Since, in our view, the evidence was amply sufficient to sustain the verdict, defendant's motion for judgment of acquittal must be denied.
We need consider but one of the issues raised by defendant in support of his motion for a new trial, since the clarification of the law with relation thereto after this defendant's trial requires the grant of defendant's motion.
The witness Walter kept the F.B.I. posted as to the proceedings at Party meetings, and as to Party affairs generally. Walter testified that he 'would meet the agent the day after the meeting' and make an oral report on what had transpired, and that the agent would make written notes as he talked. Defendant served a subpoena, in proper form, requiring the production, inter alia, of all notations of oral reports made by Walter. Defendant had shown no inconsistency between these reports and the witness' testimony. Following our interpretation of Gordon v. United States, 344 U.S. 414, 73 S. Ct. 369, 97 L. Ed. 447 (1953), we sustained the Government's motion to quash the subpoena. It later developed that our reliance on Gordon was misplaced, as was that of both the trial Court and the Court of Appeals in the first Scales trial. See, Scales v. United States, 227 F.2d 581, 592 (4th Cir.1955), rev'd 355 U.S. 1, 78 S. Ct. 9, 2 L. Ed. 2d 19 (1957), citing Jencks v. United States, 353 U.S. 657, 77 S. Ct. 1007, 1 L. Ed. 2d 1103 (1957). Jencks, which was decided a year after this defendant's trial, distinguished Gordon, and held that a defendant is not required to lay a preliminary foundation of inconsistency, where a sufficient foundation is established by the testimony of the witness that his reports were of the events and activities related in his testimony.
It is clear, therefore, that we erred in our ruling with respect to the reports of the witness Walter and that a new trial must be granted. It is unnecessary to consider our action in regard to reports of the witnesses Thomas and Markward. Accordingly, we enter the following:
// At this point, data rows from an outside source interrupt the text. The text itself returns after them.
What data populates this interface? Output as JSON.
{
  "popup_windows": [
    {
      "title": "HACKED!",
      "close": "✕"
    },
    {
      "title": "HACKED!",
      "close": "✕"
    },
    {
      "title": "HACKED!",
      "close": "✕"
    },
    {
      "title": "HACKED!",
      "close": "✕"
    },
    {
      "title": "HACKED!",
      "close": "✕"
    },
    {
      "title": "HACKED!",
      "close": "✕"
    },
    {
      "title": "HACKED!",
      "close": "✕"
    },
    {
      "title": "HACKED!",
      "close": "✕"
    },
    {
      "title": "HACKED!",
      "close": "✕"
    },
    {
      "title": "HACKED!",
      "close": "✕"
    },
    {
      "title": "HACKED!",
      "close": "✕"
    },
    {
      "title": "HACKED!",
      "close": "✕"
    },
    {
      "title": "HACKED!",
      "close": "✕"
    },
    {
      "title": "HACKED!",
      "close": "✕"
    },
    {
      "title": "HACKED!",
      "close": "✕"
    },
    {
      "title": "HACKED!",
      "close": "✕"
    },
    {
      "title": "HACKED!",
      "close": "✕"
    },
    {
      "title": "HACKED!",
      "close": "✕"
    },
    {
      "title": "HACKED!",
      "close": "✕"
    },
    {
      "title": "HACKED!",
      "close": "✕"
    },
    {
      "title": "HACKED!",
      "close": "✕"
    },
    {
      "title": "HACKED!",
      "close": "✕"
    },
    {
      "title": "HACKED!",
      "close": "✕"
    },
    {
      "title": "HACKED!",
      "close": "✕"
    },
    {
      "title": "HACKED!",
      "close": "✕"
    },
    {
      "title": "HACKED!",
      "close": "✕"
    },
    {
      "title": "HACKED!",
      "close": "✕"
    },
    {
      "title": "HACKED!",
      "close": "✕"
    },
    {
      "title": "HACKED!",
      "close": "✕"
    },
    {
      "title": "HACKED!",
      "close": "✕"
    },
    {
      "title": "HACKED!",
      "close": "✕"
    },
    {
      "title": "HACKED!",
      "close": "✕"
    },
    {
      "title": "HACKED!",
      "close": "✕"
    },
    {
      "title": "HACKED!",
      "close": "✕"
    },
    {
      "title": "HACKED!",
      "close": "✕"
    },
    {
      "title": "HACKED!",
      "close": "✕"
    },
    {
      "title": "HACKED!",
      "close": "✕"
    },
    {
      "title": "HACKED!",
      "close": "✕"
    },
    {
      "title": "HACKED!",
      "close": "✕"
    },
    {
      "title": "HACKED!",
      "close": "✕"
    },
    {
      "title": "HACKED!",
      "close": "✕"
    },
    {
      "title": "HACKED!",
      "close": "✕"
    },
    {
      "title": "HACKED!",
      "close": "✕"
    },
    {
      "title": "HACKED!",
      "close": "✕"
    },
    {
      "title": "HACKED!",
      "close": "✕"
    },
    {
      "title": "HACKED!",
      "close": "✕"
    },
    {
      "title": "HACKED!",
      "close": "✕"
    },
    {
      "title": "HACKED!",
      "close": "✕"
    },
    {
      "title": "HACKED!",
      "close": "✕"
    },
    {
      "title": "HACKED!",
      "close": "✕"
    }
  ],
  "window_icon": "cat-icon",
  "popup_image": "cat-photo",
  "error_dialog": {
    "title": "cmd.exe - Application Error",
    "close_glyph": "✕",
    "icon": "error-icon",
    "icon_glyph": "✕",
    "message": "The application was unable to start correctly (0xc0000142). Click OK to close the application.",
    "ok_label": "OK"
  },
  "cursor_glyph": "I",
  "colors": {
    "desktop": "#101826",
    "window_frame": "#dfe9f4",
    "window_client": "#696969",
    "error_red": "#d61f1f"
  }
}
NOW, June 29, 1962, it is ordered and decreed that:
1. Defendant's motion for judgment of acquittal be, and it is, denied.
2. Defendant's motion for a new trial be, and it is, granted.